Hamza Bin Laden urged jihadists to avenge his father’s killing by US special forces in Pakistan in May 2011.
He had also called on the people of the Arabian peninsula to revolt. Saudi Arabia stripped him of his citizenship in March.
He was believed to have been under house arrest in Iran but other reports suggest he also may have resided in Afghanistan, Pakistan and Syria.
The US state department said documents seized in the 2011 raid on his father’s house in Abbottabad, Pakistan, suggested Hamza Bin Laden was being groomed to take over the leadership of al-Qaeda.
US forces also reportedly found a video of his wedding to the daughter of another senior al-Qaeda leader which was thought to have taken place in Iran. His new father-in-law was Abdullah Ahmed Abdullah or Abu Muhammad al-Masri, indicted for his alleged involvement in the 1998 bombings of the US embassies in Tanzania and Kenya.
Al-Qaeda was the group behind the devastating 11 September 2001 attacks on the United States, but its status has been undermined during the past decade as the Islamic State group rose to prominence.
A son brought up to hate America
Analysis by Chris Buckler, BBC News
It’s a sign of how little is known about Hamza Bin Laden that US officials were never able to definitively confirm his age.
In recent months they had floated suggestions that he may have been in Afghanistan, Pakistan or Iran. But they couldn’t even say for sure in which country one of America’s “most wanted” was hiding.
The million dollar price tag for information was a measure not just of the potential danger he posed but also his symbolic importance to al-Qaeda and its propaganda machine.
Hamza was only a child when his father helped plotted the 9/11 attacks but, according to the extremist group’s legend, he was by his side at the time.
For a son brought up to hate America, avenging his killing at the hands of special forces was always going to be an obsession. In recent years he sent online messages calling for attacks against the United States and its allies.
Hamza Bin Laden’s death, if officially confirmed, will silence someone who was emerging as a new voice of Al Qaeda.
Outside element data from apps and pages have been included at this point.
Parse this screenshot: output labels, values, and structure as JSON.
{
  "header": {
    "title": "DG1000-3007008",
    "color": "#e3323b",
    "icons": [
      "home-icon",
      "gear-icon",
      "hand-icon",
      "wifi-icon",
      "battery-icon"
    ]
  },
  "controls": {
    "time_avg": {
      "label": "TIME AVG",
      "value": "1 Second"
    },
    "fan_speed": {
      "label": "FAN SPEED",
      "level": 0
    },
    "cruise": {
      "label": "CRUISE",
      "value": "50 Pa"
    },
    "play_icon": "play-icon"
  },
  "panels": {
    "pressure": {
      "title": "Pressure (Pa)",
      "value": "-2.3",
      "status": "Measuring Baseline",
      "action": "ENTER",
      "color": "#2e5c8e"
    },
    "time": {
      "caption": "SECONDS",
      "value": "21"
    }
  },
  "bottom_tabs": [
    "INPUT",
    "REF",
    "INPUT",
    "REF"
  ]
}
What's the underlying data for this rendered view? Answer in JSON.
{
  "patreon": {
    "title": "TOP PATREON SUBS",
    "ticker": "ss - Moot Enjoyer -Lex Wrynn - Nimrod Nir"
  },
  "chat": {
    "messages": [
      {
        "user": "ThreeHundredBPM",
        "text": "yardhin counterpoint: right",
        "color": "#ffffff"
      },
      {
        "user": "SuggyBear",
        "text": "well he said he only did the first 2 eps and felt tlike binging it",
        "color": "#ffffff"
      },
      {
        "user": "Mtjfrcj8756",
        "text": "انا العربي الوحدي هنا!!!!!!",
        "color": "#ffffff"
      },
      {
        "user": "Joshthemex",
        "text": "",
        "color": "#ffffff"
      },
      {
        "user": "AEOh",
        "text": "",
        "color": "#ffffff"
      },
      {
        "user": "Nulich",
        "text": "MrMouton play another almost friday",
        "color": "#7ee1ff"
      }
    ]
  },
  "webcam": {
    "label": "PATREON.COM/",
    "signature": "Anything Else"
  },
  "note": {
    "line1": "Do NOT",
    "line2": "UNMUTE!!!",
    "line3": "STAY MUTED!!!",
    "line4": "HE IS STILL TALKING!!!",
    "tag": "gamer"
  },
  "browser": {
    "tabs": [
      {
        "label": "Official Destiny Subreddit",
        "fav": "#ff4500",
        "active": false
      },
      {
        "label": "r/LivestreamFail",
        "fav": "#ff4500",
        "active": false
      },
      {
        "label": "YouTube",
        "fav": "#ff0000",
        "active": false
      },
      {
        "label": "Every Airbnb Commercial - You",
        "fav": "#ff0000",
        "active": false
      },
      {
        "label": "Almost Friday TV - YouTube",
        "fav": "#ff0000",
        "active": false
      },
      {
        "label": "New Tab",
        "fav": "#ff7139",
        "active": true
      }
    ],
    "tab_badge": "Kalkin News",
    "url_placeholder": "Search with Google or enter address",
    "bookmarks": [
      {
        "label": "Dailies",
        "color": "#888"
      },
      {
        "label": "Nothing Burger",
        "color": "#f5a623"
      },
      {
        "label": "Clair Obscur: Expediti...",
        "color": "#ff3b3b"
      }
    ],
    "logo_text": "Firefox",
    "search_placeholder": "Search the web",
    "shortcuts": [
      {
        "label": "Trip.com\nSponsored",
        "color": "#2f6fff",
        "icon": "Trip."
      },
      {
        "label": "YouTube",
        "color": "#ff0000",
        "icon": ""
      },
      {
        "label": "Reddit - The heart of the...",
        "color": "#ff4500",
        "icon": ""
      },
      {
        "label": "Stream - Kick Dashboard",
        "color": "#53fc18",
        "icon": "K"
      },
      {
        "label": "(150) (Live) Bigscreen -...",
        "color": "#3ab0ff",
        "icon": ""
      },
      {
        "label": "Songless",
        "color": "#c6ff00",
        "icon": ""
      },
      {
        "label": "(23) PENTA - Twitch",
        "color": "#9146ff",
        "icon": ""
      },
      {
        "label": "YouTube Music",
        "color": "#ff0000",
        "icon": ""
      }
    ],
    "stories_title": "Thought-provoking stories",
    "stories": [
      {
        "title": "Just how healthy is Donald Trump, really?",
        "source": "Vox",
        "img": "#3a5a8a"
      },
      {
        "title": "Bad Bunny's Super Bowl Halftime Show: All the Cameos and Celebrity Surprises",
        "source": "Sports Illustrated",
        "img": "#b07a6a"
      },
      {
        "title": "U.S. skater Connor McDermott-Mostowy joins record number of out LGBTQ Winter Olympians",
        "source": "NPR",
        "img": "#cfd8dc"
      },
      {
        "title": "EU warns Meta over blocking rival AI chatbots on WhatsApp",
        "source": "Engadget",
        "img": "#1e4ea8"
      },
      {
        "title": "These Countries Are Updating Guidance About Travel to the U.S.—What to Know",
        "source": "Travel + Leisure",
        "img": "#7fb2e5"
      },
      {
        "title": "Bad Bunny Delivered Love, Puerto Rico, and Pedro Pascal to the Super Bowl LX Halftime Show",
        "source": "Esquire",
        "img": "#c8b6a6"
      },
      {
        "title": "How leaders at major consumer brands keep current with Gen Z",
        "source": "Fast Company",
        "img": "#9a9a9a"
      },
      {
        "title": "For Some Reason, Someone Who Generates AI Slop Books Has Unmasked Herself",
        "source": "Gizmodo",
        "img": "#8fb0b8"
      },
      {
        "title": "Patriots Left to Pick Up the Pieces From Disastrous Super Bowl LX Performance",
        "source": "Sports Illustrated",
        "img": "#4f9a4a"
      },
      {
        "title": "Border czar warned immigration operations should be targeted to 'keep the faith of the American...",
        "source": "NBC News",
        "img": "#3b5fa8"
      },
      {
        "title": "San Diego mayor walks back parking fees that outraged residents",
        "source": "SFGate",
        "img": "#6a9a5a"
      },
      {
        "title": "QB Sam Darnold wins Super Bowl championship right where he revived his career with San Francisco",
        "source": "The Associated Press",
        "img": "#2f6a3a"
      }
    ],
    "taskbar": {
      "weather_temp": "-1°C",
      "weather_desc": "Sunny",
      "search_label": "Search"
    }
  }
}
However it will not end the threat from an organisation that carried out the world’s most notorious terror attack.
Al-Qaeda: The basics
- Emerged in Afghanistan in the late 1980s, as Arab volunteers joined US-backed Afghan mujahideen fighting to expel the occupying Soviet forces
- Osama Bin Laden set up an organisation to help the volunteers, which became known as al-Qaeda, or “the base”
- He left Afghanistan in 1989, returning in 1996 to run military training camps for thousands of foreign Muslims
- Al-Qaeda declared “holy war” on Americans, Jews and their allies